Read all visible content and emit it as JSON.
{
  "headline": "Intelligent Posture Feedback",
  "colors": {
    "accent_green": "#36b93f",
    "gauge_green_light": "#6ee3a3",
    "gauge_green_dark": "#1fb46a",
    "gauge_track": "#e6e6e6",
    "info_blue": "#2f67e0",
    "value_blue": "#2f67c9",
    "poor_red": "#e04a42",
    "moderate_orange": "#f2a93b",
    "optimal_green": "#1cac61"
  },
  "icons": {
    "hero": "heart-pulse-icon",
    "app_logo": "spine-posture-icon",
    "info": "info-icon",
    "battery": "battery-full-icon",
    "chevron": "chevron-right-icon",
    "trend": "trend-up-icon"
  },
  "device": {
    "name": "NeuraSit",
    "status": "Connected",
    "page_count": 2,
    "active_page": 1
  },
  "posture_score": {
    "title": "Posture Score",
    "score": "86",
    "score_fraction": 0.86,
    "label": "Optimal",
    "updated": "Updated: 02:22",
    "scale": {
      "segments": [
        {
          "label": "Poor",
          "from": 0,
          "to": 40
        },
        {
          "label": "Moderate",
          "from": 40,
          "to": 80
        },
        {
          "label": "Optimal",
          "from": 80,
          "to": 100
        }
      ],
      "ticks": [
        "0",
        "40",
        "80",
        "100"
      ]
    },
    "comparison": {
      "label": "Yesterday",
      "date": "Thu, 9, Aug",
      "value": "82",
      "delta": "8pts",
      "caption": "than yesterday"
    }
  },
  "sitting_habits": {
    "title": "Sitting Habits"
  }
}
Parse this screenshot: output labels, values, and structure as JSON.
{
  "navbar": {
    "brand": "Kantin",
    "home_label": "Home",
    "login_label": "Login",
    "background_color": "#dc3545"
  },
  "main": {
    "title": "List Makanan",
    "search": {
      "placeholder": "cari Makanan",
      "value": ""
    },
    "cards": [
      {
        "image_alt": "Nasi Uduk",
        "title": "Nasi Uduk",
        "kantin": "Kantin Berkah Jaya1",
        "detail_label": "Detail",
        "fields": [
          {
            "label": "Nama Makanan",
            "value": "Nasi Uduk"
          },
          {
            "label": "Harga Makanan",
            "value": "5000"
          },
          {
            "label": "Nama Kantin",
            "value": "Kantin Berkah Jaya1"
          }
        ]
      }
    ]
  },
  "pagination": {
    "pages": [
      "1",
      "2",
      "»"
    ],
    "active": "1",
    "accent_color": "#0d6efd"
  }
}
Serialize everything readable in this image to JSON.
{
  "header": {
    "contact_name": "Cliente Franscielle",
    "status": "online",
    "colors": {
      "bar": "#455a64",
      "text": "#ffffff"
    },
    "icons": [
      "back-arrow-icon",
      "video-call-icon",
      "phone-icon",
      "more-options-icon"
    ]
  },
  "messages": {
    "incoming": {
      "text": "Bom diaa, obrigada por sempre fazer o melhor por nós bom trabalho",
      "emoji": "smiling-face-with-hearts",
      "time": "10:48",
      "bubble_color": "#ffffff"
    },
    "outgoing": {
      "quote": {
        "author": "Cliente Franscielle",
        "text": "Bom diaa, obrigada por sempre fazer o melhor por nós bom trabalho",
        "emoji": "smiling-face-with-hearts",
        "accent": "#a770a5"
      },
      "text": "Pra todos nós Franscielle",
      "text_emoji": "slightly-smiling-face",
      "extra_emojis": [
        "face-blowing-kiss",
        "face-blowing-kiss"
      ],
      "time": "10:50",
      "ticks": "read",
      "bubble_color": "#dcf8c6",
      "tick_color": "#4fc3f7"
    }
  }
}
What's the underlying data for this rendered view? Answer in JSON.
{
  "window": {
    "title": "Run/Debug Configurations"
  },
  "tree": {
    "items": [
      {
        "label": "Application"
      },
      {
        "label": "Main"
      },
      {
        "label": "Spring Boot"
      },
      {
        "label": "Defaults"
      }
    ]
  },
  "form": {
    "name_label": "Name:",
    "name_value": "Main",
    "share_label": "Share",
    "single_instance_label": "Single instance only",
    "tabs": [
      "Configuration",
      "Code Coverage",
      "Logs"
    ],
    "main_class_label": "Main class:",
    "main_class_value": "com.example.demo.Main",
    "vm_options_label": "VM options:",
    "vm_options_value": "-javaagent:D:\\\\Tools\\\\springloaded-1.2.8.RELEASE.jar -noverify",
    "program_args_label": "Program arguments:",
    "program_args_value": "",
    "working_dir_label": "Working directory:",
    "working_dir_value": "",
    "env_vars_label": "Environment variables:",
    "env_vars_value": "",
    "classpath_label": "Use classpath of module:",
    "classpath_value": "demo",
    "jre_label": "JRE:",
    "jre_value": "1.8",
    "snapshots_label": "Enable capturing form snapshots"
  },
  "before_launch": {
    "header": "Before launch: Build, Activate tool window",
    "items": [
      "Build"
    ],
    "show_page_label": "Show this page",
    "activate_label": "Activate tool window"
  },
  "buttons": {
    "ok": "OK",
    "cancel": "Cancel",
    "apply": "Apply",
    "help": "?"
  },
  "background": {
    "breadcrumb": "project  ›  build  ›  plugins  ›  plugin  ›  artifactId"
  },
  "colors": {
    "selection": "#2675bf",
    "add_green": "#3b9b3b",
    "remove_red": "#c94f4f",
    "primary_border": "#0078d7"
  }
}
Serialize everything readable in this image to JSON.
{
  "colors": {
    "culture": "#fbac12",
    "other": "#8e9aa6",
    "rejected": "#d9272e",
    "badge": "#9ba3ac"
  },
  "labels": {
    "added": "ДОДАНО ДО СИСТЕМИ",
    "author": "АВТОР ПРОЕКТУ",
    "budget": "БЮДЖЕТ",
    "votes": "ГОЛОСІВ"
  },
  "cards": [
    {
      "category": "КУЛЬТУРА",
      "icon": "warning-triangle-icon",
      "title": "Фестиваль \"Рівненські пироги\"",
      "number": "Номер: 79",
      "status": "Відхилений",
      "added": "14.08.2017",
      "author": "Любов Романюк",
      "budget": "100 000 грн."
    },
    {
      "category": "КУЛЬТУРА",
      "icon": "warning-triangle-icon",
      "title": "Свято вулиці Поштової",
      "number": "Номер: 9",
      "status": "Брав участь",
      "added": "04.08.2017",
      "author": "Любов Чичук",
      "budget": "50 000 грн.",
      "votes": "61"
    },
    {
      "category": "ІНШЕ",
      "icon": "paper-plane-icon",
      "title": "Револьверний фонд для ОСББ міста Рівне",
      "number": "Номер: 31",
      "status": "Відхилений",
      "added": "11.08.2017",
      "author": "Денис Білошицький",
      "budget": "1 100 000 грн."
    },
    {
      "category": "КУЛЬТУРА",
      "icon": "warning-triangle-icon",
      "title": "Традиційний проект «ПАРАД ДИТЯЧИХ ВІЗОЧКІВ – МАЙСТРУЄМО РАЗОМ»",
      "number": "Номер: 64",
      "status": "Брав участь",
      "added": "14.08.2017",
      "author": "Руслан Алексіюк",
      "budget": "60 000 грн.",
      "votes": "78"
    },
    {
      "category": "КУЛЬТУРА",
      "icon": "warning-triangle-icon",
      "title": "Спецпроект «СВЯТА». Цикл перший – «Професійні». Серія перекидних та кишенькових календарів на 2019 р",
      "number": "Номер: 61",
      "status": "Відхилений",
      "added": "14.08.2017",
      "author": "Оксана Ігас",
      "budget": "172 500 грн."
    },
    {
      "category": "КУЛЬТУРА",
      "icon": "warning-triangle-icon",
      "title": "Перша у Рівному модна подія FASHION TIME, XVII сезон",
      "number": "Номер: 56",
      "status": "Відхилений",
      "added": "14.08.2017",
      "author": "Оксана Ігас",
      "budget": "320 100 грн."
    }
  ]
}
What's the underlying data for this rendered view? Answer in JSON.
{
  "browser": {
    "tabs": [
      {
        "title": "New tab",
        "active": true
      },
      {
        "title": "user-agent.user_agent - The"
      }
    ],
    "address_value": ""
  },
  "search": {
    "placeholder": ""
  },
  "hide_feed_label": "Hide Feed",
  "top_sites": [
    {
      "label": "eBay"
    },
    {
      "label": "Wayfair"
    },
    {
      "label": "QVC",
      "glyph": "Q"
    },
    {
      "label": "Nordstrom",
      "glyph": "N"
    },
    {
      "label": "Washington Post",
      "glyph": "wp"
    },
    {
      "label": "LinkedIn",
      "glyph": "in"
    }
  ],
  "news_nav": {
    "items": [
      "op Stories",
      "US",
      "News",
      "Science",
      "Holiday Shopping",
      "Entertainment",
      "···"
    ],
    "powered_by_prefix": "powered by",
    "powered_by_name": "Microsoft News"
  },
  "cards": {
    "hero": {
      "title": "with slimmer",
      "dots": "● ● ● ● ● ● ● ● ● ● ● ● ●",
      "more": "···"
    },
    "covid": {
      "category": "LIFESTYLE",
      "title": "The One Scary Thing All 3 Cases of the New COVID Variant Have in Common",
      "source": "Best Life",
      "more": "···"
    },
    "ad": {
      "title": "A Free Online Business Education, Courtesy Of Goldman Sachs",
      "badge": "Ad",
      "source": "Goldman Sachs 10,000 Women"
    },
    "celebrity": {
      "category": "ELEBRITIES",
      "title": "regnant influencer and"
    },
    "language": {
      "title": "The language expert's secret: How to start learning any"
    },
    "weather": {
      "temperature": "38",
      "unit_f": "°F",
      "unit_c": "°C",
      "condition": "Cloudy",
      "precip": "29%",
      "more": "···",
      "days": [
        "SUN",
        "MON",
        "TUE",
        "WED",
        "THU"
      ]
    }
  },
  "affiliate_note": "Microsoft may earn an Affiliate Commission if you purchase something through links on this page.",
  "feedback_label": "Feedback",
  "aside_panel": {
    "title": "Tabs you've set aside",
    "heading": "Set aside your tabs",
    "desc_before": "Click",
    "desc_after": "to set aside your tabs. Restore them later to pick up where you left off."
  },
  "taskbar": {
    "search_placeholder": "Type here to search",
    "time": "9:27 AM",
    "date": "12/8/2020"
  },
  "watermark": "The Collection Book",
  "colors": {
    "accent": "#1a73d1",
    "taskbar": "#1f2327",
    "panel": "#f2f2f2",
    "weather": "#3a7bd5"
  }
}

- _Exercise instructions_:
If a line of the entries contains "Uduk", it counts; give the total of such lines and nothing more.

- _Task solution_:
3